_YOUR ASSIGNMENT_.
The required result is the exact run of lines beginning at the one containing "Give me the" and ending at the last line of the entries.
*** DATA FOR ANALYSIS ***
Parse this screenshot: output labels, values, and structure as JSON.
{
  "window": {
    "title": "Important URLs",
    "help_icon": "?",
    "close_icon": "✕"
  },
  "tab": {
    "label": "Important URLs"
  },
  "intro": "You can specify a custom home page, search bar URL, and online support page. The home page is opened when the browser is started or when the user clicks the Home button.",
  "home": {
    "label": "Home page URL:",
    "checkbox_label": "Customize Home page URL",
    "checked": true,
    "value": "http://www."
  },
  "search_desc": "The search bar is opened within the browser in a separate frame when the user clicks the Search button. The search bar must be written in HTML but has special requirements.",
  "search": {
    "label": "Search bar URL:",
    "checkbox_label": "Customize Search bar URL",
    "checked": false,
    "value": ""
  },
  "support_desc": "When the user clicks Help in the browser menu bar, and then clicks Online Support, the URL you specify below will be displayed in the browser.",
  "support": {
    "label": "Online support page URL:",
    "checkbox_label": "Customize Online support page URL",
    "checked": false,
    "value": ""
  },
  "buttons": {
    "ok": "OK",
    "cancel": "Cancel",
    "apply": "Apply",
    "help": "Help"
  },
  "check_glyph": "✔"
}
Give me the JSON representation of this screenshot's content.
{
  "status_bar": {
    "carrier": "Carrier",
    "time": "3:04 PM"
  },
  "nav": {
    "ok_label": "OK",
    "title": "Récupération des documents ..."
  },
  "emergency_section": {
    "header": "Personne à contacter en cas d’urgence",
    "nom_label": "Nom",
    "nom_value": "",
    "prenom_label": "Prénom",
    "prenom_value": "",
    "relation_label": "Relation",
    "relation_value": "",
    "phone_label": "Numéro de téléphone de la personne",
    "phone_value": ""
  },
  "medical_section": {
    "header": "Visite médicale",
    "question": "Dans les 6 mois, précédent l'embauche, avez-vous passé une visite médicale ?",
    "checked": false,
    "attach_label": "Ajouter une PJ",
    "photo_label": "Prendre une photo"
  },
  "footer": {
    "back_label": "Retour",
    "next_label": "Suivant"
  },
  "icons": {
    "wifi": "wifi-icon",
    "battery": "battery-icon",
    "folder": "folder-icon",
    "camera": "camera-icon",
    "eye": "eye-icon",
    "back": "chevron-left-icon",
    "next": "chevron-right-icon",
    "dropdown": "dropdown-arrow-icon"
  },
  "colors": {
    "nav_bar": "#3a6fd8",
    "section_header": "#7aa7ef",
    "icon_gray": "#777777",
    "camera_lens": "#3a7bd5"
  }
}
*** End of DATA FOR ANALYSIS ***
_SOLUTION FOR THIS PROBLEM_.
Give me the JSON representation of this screenshot's content.
{
  "status_bar": {
    "carrier": "Carrier",
    "time": "3:04 PM"
  },
  "nav": {
    "ok_label": "OK",
    "title": "Récupération des documents ..."
  },
  "emergency_section": {
    "header": "Personne à contacter en cas d’urgence",
    "nom_label": "Nom",
    "nom_value": "",
    "prenom_label": "Prénom",
    "prenom_value": "",
    "relation_label": "Relation",
    "relation_value": "",
    "phone_label": "Numéro de téléphone de la personne",
    "phone_value": ""
  },
  "medical_section": {
    "header": "Visite médicale",
    "question": "Dans les 6 mois, précédent l'embauche, avez-vous passé une visite médicale ?",
    "checked": false,
    "attach_label": "Ajouter une PJ",
    "photo_label": "Prendre une photo"
  },
  "footer": {
    "back_label": "Retour",
    "next_label": "Suivant"
  },
  "icons": {
    "wifi": "wifi-icon",
    "battery": "battery-icon",
    "folder": "folder-icon",
    "camera": "camera-icon",
    "eye": "eye-icon",
    "back": "chevron-left-icon",
    "next": "chevron-right-icon",
    "dropdown": "dropdown-arrow-icon"
  },
  "colors": {
    "nav_bar": "#3a6fd8",
    "section_header": "#7aa7ef",
    "icon_gray": "#777777",
    "camera_lens": "#3a7bd5"
  }
}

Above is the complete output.